MATERIALS PROVIDED:

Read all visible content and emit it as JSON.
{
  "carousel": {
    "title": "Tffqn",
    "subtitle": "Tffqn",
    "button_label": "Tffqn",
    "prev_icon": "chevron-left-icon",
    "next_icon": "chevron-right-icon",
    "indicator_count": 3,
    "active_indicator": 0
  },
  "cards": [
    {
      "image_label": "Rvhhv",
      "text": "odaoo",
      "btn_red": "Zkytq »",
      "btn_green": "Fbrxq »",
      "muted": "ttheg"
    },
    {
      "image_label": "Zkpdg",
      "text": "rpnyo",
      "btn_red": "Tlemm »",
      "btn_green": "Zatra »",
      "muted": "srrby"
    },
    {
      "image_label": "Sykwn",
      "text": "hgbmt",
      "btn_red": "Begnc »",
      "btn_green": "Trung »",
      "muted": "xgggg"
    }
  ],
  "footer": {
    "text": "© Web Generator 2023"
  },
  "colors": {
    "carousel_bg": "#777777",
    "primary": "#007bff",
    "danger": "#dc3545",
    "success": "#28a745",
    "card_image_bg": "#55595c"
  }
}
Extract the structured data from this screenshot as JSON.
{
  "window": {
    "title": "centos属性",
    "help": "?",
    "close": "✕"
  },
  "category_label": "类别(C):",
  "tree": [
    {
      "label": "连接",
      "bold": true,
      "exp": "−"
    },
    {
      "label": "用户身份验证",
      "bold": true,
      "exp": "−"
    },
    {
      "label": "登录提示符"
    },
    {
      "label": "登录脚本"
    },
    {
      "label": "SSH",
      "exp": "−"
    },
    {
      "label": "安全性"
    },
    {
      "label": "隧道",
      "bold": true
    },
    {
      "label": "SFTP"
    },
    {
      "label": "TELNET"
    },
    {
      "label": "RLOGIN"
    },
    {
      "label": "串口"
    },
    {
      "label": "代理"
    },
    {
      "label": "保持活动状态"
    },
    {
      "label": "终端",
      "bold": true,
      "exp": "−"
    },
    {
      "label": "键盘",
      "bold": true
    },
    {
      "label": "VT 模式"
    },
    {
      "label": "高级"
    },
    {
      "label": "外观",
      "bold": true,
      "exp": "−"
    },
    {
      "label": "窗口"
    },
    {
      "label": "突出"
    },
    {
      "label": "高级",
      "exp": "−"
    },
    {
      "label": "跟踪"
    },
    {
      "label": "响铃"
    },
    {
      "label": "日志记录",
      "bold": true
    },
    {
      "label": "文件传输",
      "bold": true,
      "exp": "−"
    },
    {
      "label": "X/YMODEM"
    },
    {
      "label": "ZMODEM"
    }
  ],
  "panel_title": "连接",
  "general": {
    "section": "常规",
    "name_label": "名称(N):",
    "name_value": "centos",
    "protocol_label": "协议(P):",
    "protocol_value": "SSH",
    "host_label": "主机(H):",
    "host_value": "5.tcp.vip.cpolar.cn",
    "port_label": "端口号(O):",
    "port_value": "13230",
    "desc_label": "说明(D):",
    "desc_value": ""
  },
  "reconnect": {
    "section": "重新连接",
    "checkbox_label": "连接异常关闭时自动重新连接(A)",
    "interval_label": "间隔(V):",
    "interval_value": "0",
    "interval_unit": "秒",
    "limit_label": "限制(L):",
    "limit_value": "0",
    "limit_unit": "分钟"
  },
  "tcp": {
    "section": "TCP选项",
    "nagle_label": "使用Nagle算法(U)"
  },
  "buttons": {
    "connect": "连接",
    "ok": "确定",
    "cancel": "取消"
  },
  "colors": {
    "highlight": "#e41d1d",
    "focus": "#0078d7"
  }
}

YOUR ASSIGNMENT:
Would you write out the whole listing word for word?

SOLUTION FOR THIS EXERCISE:
Read all visible content and emit it as JSON.
{
  "carousel": {
    "title": "Tffqn",
    "subtitle": "Tffqn",
    "button_label": "Tffqn",
    "prev_icon": "chevron-left-icon",
    "next_icon": "chevron-right-icon",
    "indicator_count": 3,
    "active_indicator": 0
  },
  "cards": [
    {
      "image_label": "Rvhhv",
      "text": "odaoo",
      "btn_red": "Zkytq »",
      "btn_green": "Fbrxq »",
      "muted": "ttheg"
    },
    {
      "image_label": "Zkpdg",
      "text": "rpnyo",
      "btn_red": "Tlemm »",
      "btn_green": "Zatra »",
      "muted": "srrby"
    },
    {
      "image_label": "Sykwn",
      "text": "hgbmt",
      "btn_red": "Begnc »",
      "btn_green": "Trung »",
      "muted": "xgggg"
    }
  ],
  "footer": {
    "text": "© Web Generator 2023"
  },
  "colors": {
    "carousel_bg": "#777777",
    "primary": "#007bff",
    "danger": "#dc3545",
    "success": "#28a745",
    "card_image_bg": "#55595c"
  }
}
Extract the structured data from this screenshot as JSON.
{
  "window": {
    "title": "centos属性",
    "help": "?",
    "close": "✕"
  },
  "category_label": "类别(C):",
  "tree": [
    {
      "label": "连接",
      "bold": true,
      "exp": "−"
    },
    {
      "label": "用户身份验证",
      "bold": true,
      "exp": "−"
    },
    {
      "label": "登录提示符"
    },
    {
      "label": "登录脚本"
    },
    {
      "label": "SSH",
      "exp": "−"
    },
    {
      "label": "安全性"
    },
    {
      "label": "隧道",
      "bold": true
    },
    {
      "label": "SFTP"
    },
    {
      "label": "TELNET"
    },
    {
      "label": "RLOGIN"
    },
    {
      "label": "串口"
    },
    {
      "label": "代理"
    },
    {
      "label": "保持活动状态"
    },
    {
      "label": "终端",
      "bold": true,
      "exp": "−"
    },
    {
      "label": "键盘",
      "bold": true
    },
    {
      "label": "VT 模式"
    },
    {
      "label": "高级"
    },
    {
      "label": "外观",
      "bold": true,
      "exp": "−"
    },
    {
      "label": "窗口"
    },
    {
      "label": "突出"
    },
    {
      "label": "高级",
      "exp": "−"
    },
    {
      "label": "跟踪"
    },
    {
      "label": "响铃"
    },
    {
      "label": "日志记录",
      "bold": true
    },
    {
      "label": "文件传输",
      "bold": true,
      "exp": "−"
    },
    {
      "label": "X/YMODEM"
    },
    {
      "label": "ZMODEM"
    }
  ],
  "panel_title": "连接",
  "general": {
    "section": "常规",
    "name_label": "名称(N):",
    "name_value": "centos",
    "protocol_label": "协议(P):",
    "protocol_value": "SSH",
    "host_label": "主机(H):",
    "host_value": "5.tcp.vip.cpolar.cn",
    "port_label": "端口号(O):",
    "port_value": "13230",
    "desc_label": "说明(D):",
    "desc_value": ""
  },
  "reconnect": {
    "section": "重新连接",
    "checkbox_label": "连接异常关闭时自动重新连接(A)",
    "interval_label": "间隔(V):",
    "interval_value": "0",
    "interval_unit": "秒",
    "limit_label": "限制(L):",
    "limit_value": "0",
    "limit_unit": "分钟"
  },
  "tcp": {
    "section": "TCP选项",
    "nagle_label": "使用Nagle算法(U)"
  },
  "buttons": {
    "connect": "连接",
    "ok": "确定",
    "cancel": "取消"
  },
  "colors": {
    "highlight": "#e41d1d",
    "focus": "#0078d7"
  }
}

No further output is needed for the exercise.